At some of CCAfrica's properties guests can even take ranger courses to earn a basic certificate in guiding. You get to identify tracks in the sand, learn the difference between a hartebeest and a wildebeest, and what to do if an elephant tries to charge you. On one elephant safari in Botswana, I joked that the obvious answer to the elephant dilemma was "don't pay him", a quip that guaranteed that I was treated like a leper for the rest of the day.
At Sossusvlei I was in no mood for jokes. Tracking bat-eared foxes was a serious business. My ranger, the encyclopaedic Vernon, was an expert on bat-eared foxes. In fact, he was an expert on everything that ran, hopped, crawled, slithered and flew. He took me for game drives to listen to the jackals howling, and introduced me to barking geckos that called from their holes with an insistent "ping, ping".
One late afternoon, he spied the tips of the ears of a fox. It must have been 100 metres away but he saw it clearly. I struggled to find it even with binoculars. Vernon held my shoulders and twisted me around slowly. 'There. You got them?' I got them. Through a miniature forest of long grass travelled the ears, unmistakeably bat-like but definitely not attached to a bat. It was a family of foxes, with one adult at the head and another bringing up the rear and between them several young who were all but invisible in the grass.

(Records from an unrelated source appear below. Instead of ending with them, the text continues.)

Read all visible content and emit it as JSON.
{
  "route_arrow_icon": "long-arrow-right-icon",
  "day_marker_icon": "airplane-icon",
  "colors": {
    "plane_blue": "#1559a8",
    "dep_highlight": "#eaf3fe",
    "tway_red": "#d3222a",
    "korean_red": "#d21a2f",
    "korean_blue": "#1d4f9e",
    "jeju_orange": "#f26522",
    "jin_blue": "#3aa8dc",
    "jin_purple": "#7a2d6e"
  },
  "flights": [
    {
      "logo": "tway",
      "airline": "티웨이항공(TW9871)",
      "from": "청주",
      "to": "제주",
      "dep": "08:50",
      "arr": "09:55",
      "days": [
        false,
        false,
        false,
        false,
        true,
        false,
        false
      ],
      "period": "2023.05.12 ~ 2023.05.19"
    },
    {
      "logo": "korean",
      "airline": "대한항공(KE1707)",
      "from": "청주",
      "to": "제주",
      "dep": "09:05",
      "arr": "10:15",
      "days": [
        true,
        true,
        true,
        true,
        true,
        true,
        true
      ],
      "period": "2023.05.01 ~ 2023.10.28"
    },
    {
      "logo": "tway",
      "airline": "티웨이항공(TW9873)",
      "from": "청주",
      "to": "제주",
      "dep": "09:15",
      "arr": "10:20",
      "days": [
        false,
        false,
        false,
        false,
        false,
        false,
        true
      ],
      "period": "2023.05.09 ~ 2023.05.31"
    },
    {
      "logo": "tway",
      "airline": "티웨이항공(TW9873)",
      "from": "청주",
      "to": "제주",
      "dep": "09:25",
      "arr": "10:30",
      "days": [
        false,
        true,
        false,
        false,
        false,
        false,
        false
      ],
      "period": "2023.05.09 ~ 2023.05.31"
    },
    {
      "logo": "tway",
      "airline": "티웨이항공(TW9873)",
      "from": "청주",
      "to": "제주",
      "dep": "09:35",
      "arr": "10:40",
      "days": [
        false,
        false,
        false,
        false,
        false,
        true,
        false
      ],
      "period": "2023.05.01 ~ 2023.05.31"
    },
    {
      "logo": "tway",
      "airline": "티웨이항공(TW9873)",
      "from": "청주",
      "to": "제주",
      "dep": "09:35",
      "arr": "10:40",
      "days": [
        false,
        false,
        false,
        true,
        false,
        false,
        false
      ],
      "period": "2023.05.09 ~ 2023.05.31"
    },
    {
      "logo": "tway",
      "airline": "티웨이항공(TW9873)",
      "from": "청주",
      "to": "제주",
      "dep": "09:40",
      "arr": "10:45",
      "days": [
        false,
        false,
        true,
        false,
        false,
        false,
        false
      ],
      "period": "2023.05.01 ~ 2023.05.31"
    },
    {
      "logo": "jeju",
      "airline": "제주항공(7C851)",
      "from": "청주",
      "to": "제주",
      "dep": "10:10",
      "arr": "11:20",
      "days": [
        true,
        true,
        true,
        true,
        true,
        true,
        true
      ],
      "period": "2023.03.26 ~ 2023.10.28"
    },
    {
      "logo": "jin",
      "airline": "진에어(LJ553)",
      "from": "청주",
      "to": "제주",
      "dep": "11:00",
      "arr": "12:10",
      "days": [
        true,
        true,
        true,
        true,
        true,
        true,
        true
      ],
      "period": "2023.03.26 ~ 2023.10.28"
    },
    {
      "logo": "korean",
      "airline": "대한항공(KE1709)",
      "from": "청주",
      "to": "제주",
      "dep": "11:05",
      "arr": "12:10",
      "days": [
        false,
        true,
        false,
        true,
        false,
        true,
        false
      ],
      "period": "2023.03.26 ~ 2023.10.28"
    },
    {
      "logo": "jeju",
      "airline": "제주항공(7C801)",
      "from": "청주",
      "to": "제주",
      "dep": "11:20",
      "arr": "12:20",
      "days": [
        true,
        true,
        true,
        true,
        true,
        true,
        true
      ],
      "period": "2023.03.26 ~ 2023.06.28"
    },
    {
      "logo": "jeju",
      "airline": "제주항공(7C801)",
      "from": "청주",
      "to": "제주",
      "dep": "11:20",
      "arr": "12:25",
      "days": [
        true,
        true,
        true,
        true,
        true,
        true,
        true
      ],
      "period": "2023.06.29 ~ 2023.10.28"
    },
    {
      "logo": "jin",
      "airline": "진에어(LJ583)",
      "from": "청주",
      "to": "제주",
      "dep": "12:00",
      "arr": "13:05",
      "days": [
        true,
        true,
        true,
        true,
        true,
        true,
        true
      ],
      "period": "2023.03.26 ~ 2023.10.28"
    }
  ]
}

I watched them make their way across the valley floor, into and out of grass clumps and over stony dry riverbeds, until they disappeared from view behind a rock buttress. It is moments like this that change travellers' lives. Luxury hotels with unique locations like the Sossusvlei Mountain Lodge give their guests the opportunity to alter their perspective and reassess their definitions of luxury.
Now, when the pressures of life descend, I breathe deeply and imagine I am back watching my family of bat-eared foxes cross the Sossusvlei valley floor silently and intently in the Namib Desert. Excerpt from Hotel Heaven: Confessions of a Luxury Hotel Addict. Published by Old Street Publishing, London. Available at Magrudy's and from @email:www.amazon.com
© Copyright Matthew Brace / 2008